**Directions for this task**
Set down the data that follows, exactly and completely.

**Records provided**
::::::::::

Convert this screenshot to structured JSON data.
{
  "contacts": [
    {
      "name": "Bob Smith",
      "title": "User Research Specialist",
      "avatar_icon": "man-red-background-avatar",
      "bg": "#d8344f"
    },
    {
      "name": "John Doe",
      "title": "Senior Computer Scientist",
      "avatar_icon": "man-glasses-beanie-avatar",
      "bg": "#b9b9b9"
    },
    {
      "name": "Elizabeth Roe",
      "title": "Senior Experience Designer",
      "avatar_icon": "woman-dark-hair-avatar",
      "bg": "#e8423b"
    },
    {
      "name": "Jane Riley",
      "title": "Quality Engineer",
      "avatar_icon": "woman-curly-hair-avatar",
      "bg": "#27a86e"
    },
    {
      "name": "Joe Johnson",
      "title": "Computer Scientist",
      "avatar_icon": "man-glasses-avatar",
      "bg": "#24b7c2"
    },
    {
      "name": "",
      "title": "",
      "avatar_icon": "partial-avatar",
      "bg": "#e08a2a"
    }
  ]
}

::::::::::

**Answer box**
Convert this screenshot to structured JSON data.
{
  "contacts": [
    {
      "name": "Bob Smith",
      "title": "User Research Specialist",
      "avatar_icon": "man-red-background-avatar",
      "bg": "#d8344f"
    },
    {
      "name": "John Doe",
      "title": "Senior Computer Scientist",
      "avatar_icon": "man-glasses-beanie-avatar",
      "bg": "#b9b9b9"
    },
    {
      "name": "Elizabeth Roe",
      "title": "Senior Experience Designer",
      "avatar_icon": "woman-dark-hair-avatar",
      "bg": "#e8423b"
    },
    {
      "name": "Jane Riley",
      "title": "Quality Engineer",
      "avatar_icon": "woman-curly-hair-avatar",
      "bg": "#27a86e"
    },
    {
      "name": "Joe Johnson",
      "title": "Computer Scientist",
      "avatar_icon": "man-glasses-avatar",
      "bg": "#24b7c2"
    },
    {
      "name": "",
      "title": "",
      "avatar_icon": "partial-avatar",
      "bg": "#e08a2a"
    }
  ]
}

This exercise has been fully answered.